• _What you need to do_
Copy, from the data below, each line that has the word "icon".

• _Record excerpts_
━━━━━━━━━━━━━━━━━━━━

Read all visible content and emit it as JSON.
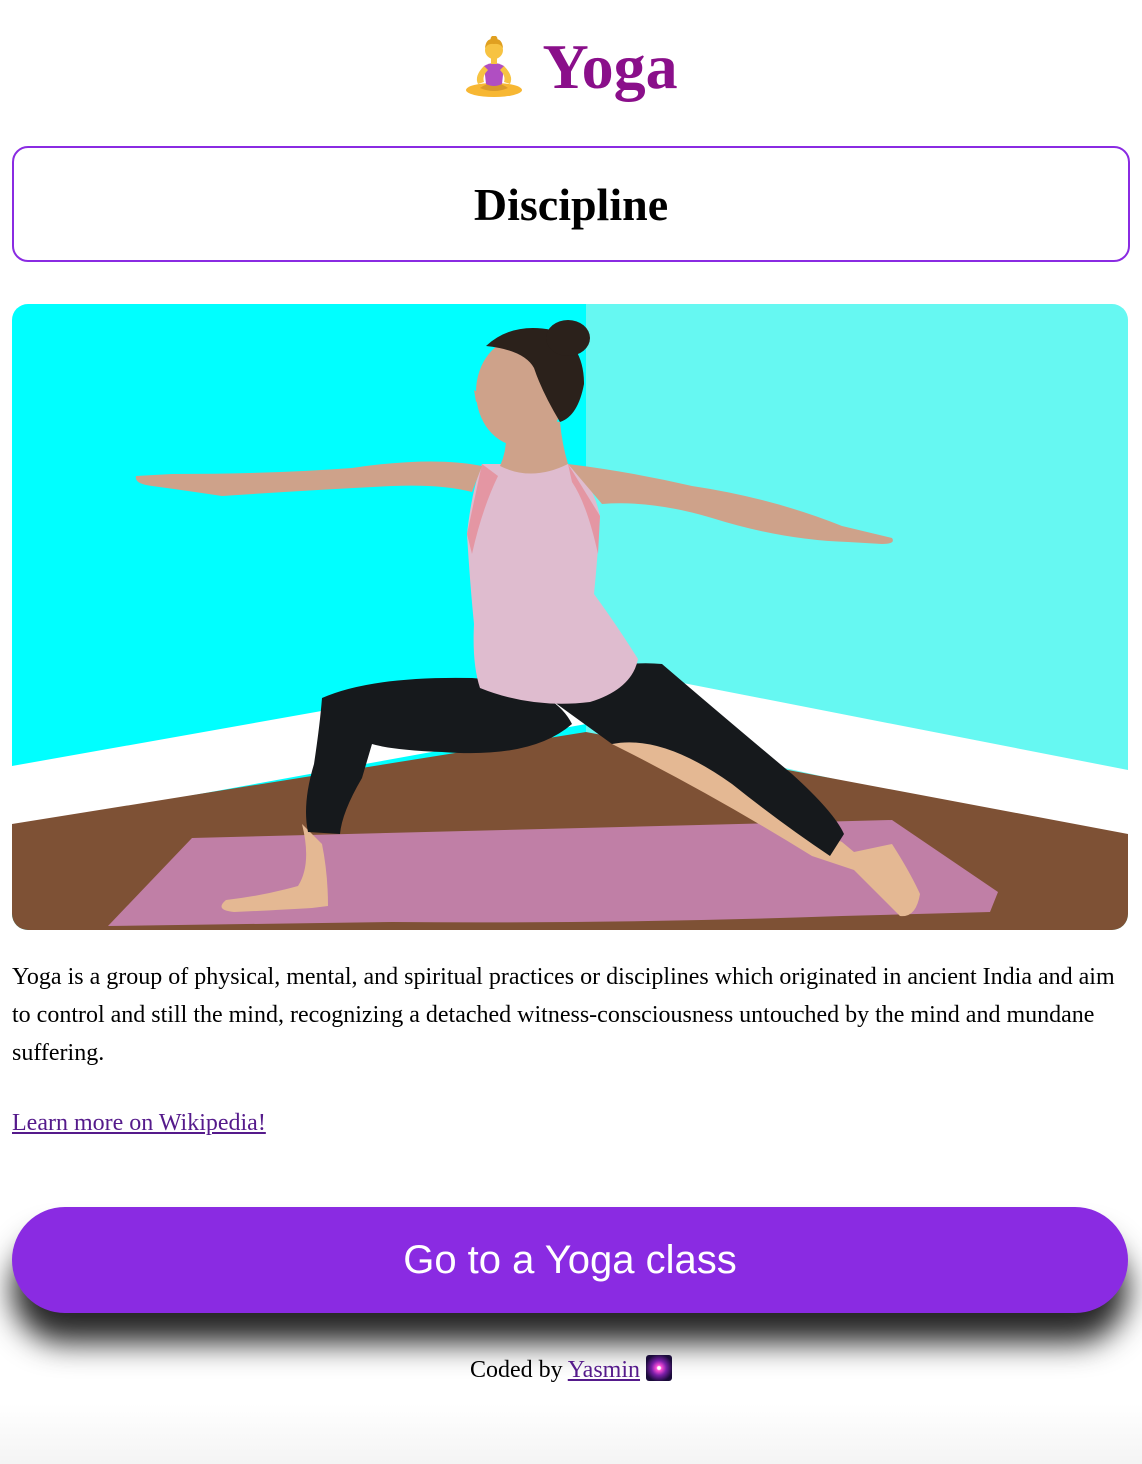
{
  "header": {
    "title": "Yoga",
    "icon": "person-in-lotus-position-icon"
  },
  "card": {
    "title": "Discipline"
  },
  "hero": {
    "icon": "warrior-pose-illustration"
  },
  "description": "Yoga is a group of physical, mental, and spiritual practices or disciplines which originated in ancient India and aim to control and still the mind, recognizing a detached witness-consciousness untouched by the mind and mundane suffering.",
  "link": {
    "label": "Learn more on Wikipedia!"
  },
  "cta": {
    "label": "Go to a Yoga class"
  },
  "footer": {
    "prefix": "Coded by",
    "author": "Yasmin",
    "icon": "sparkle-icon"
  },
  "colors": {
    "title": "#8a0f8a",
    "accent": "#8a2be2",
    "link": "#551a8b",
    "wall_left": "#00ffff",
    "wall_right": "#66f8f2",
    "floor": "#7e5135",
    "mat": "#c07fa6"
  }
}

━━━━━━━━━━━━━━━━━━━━

• _Task result_
    "icon": "person-in-lotus-position-icon"
    "icon": "warrior-pose-illustration"
    "icon": "sparkle-icon"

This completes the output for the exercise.